Hello all! Allow me to introduce myself—I’m the mostly-delinquent second editor of Noticing Bones, Jessa. Due to life and its complications, I haven’t managed to get a post in. (Megan has been more than making up for my slack, I think we can all agree) So I thought I’d make it up not only by posting—but by posting something that ended up WAY longer than I intended. (Disclaimer: I’m trying to adjust from academic writing to blog writing—sorry if this sounds a little too official/jargony.) Here goes?
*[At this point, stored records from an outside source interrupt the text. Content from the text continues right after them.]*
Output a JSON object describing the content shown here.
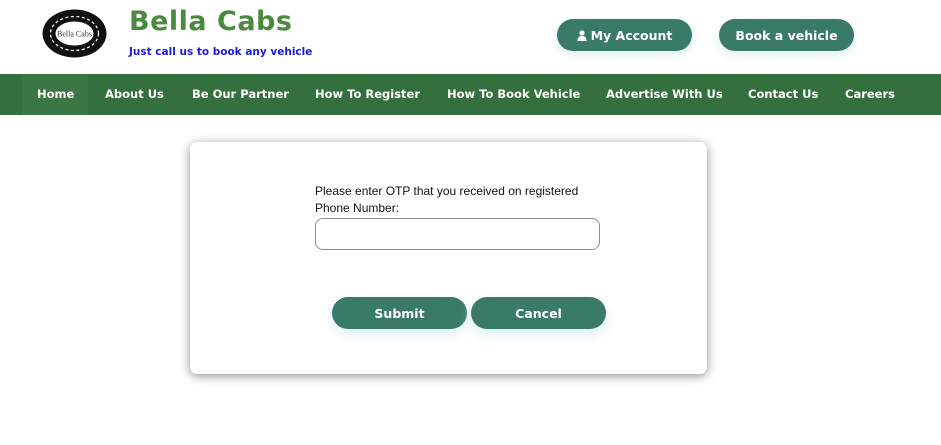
{
  "header": {
    "logo_text": "Bella Cabs",
    "brand_name": "Bella Cabs",
    "tagline": "Just call us to book any vehicle",
    "account_button": "My Account",
    "account_icon": "user-icon",
    "book_button": "Book a vehicle"
  },
  "nav": {
    "items": [
      {
        "label": "Home",
        "active": true
      },
      {
        "label": "About Us"
      },
      {
        "label": "Be Our Partner"
      },
      {
        "label": "How To Register"
      },
      {
        "label": "How To Book Vehicle"
      },
      {
        "label": "Advertise With Us"
      },
      {
        "label": "Contact Us"
      },
      {
        "label": "Careers"
      }
    ]
  },
  "otp_form": {
    "label": "Please enter OTP that you received on registered Phone Number:",
    "input_value": "",
    "submit_label": "Submit",
    "cancel_label": "Cancel"
  },
  "colors": {
    "brand_green": "#4a8a3e",
    "nav_green": "#34703e",
    "button_teal": "#3a7a68",
    "tagline_blue": "#1a1ad8"
  }
}
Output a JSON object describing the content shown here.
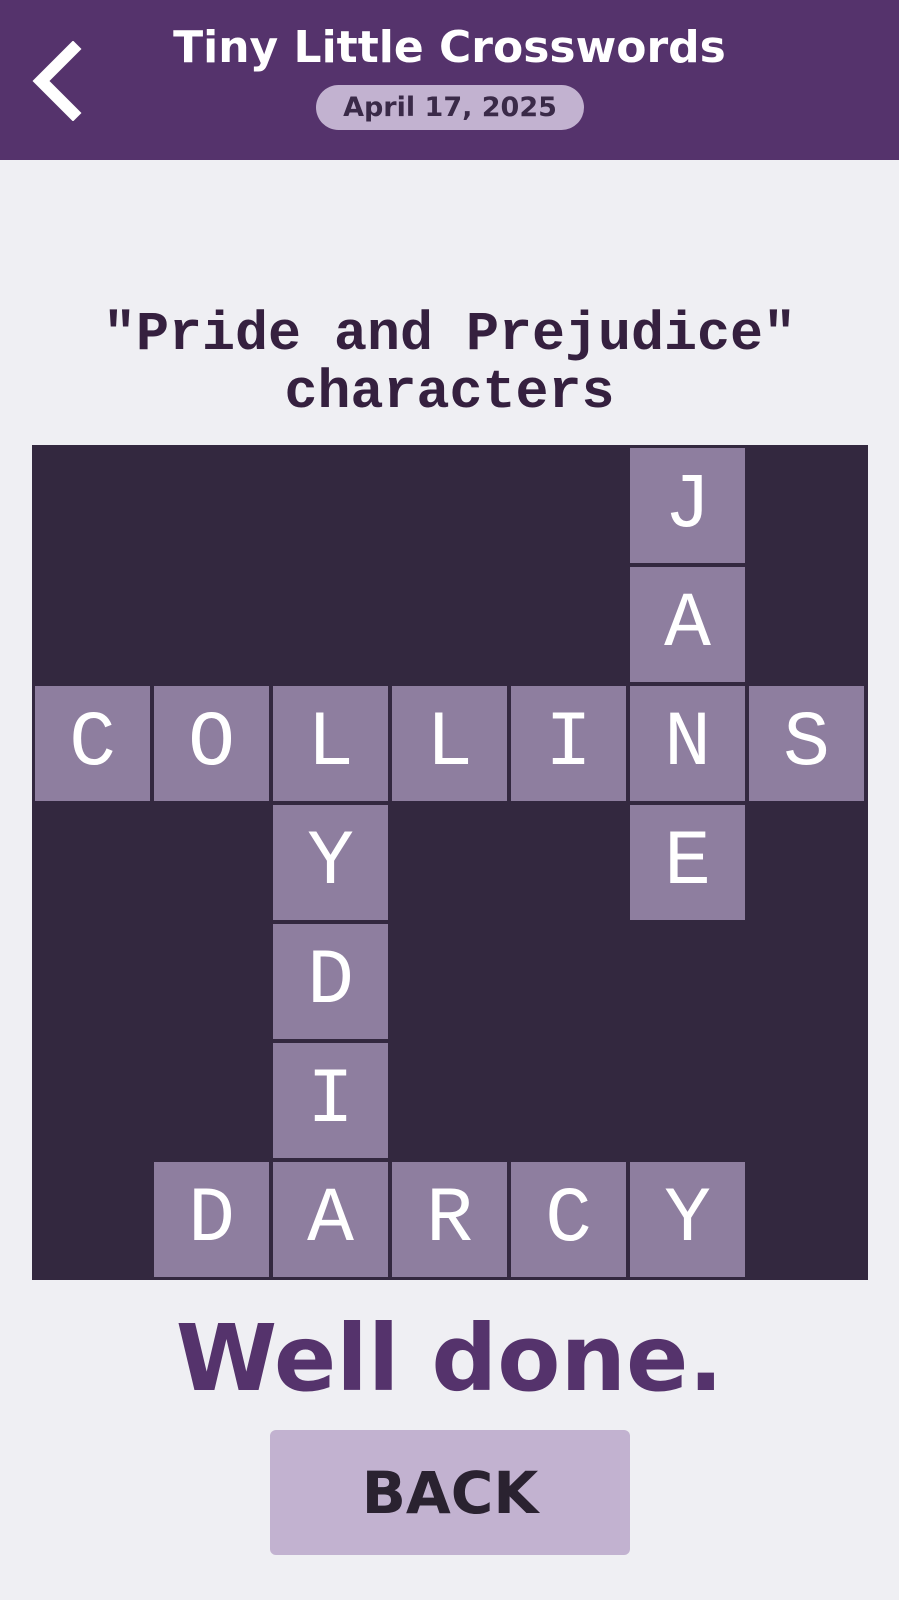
{
  "header": {
    "back_icon": "chevron-left-icon",
    "title": "Tiny Little Crosswords",
    "date": "April 17, 2025"
  },
  "puzzle": {
    "title": "\"Pride and Prejudice\" characters",
    "rows": 7,
    "cols": 7,
    "cells": [
      {
        "row": 0,
        "col": 5,
        "letter": "J"
      },
      {
        "row": 1,
        "col": 5,
        "letter": "A"
      },
      {
        "row": 2,
        "col": 0,
        "letter": "C"
      },
      {
        "row": 2,
        "col": 1,
        "letter": "O"
      },
      {
        "row": 2,
        "col": 2,
        "letter": "L"
      },
      {
        "row": 2,
        "col": 3,
        "letter": "L"
      },
      {
        "row": 2,
        "col": 4,
        "letter": "I"
      },
      {
        "row": 2,
        "col": 5,
        "letter": "N"
      },
      {
        "row": 2,
        "col": 6,
        "letter": "S"
      },
      {
        "row": 3,
        "col": 2,
        "letter": "Y"
      },
      {
        "row": 3,
        "col": 5,
        "letter": "E"
      },
      {
        "row": 4,
        "col": 2,
        "letter": "D"
      },
      {
        "row": 5,
        "col": 2,
        "letter": "I"
      },
      {
        "row": 6,
        "col": 1,
        "letter": "D"
      },
      {
        "row": 6,
        "col": 2,
        "letter": "A"
      },
      {
        "row": 6,
        "col": 3,
        "letter": "R"
      },
      {
        "row": 6,
        "col": 4,
        "letter": "C"
      },
      {
        "row": 6,
        "col": 5,
        "letter": "Y"
      }
    ]
  },
  "message": "Well done.",
  "back_button_label": "BACK",
  "colors": {
    "header_bg": "#55336c",
    "grid_bg": "#33283f",
    "cell_bg": "#8e7e9f",
    "pill_bg": "#c2b2d0",
    "page_bg": "#efeff3"
  }
}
The Tokugawa Period (c. 1600-1868) was long considered to be a “dark ages” for female literacy, where literate women were the exception rather than the norm. Recent scholars have begun to debunk that theory, however. It turns out that literate wives and daughters, especially among the burgeoning merchant class, were valued because—no surprise here—they were useful in running households and businesses. Some women, often daughters of scholars or priests, even became intellectuals in their own right. The qualifier for these new discoveries is that, as is often the case, there were certain intellectual pursuits termed more “appropriate” for women than others. (There’s also a huge difference in the types of literacy received by different classes, the disparity of which was often greater than that between genders, but it’s also a bit of a digression.)
Rules, especially “appropriate” ones, are made to be broken. Arakida Rei (often called Arakida Reijo—adding the character for “woman” after her name) ignored all of them. Instead of writing diaries or exclusively poetry, like other women intellectuals, Arakida Rei wrote novels—and was the only female novelist of her time (that we know of). On top of that, she ended up feuding with one of the most prominent (male) intellectuals of her day, Motoori Norinaga.
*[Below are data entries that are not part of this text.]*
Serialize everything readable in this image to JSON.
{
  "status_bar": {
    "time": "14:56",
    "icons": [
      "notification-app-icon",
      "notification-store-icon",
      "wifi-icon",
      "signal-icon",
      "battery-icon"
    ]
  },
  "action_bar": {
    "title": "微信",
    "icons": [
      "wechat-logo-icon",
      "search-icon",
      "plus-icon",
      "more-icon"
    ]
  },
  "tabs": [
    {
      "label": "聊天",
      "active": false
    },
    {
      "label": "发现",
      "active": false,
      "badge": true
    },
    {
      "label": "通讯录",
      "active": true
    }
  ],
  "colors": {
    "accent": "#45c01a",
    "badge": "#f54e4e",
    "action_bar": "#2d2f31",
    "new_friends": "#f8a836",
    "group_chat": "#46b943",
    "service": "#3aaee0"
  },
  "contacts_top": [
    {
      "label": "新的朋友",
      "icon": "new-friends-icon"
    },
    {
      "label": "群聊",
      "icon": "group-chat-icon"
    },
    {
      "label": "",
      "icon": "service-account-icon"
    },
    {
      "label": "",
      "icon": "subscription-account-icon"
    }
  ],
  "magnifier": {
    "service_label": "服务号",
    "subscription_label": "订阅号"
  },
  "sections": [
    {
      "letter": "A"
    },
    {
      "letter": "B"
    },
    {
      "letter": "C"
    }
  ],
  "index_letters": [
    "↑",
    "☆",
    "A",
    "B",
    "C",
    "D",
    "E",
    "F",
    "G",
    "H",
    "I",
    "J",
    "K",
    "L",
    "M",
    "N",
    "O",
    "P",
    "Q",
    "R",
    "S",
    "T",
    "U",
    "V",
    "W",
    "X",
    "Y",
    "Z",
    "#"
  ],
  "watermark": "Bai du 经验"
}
Arakida Rei was the daughter and wife of Shinto priests in the Ise region. Rei’s early studies were completed with the help of her brothers, in spite of her parents, who thought such things unfeminine. She found an advocate and ally in her foster-father, and later her husband. It was her husband who encouraged her to write novels in her forties, and several of her novels circulated in through her local intellectual community. Can I emphasize again that this is something women didn’t do? Because it was.
This is when Motoori Norinaga (above) enters the picture. Norinaga was a prominent kokugaku scholar who advocated seeking true “Japaneseness” in the classic texts of Heian Japan. Many of the samurai that would overthrow the Tokugawa shogunate in 1868 were influenced by his school. He is sometimes known as the father of Japanese nationalism, and, as such, is one of the most studied and recognizable (perhaps infamous) intellectuals of the Tokugawa period even today. Anyway, he got his hands on a copy of one of Rei’s novels, Nonaka no shimizu (a story based on a Chinese classic that features an inappropriate relationship between a princess and a mid-ranking military official) and—completely unsolicited—decided to write a critique. The work was “too Chinese,” he argued, and the characters—most notably the princess—were acting completely unreasonably and, in his oh-so-humble opinion, just plain wrong.
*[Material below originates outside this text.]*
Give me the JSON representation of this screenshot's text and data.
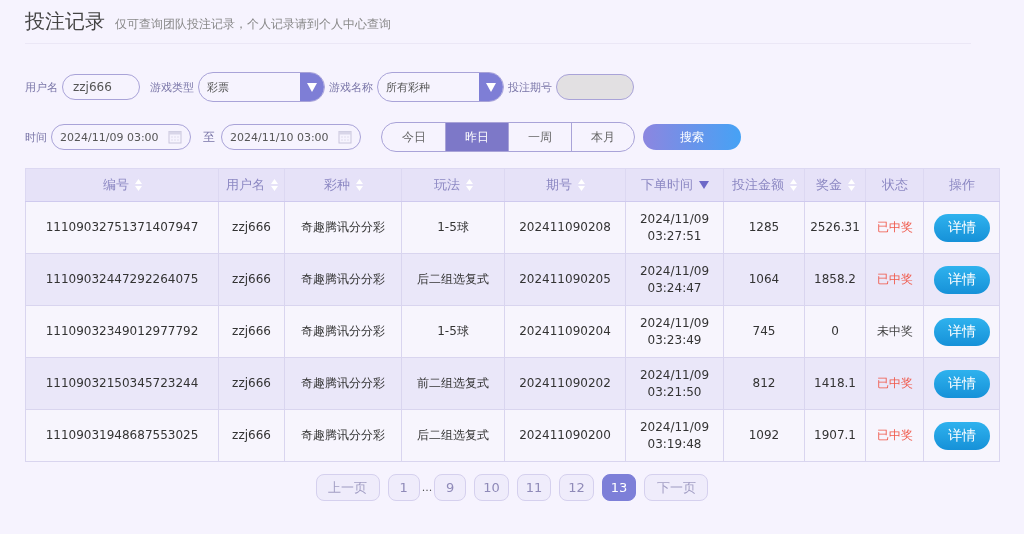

Rei’s response has unfortunately been lost. But it seems clear from her autobiographical account that she completely rejected everything. The dispute erupted over into local intellectual circles, and several other kokugaku scholars condemned Rei for daring to argue with Norinaga.
She never gave in. She kept writing, she kept ignoring Norinaga, and doing decidedly her own thing. It’s hard for us to see how a women writing a novel instead of a diary could be groundbreaking. But she broke all the rules, stood up to a scholar that tried to pick on her, quietly took all of her society’s expectations of women intellectuals, tidied them into a nice little pile, and stuck them somewhere in a big dark cave.
Good for her.
For further reading:
Arakida Reijo. Arakida Reijo monogatari shūsei. Izuno Tatsu, ed. Tokyo: Ōfūsha, 1982. –Her complete works (in Japanese).
Ishimura Yōko. “Motoori Norinaga no bunshō hihyō: Arakida Reijo no sakuhin Nonaka no shimizu o megutte.” Nihon bungaku 7 (1958): 551-561. –About the Norinaga conflict (in Japanese).
Sakiko, Atsuko. Obsessions with the Sino-Japanese Polarity in Japanese Literature. Honolulu: University of Hawaii Press, 2005.
—. “The Taming of the Strange: Arakida Rei Reads and Writes Stories of the Supernatural” in P. Kornicki et al, Women as Subjects.
I also wrote a proposal for a project that would analyze the conflict with Norinaga both as a gendered conflict and as an analysis of the intellectual networks of Ise. Email the blog if you’re interested in reading it.
[All names reflect Japanese order, surname then first name.]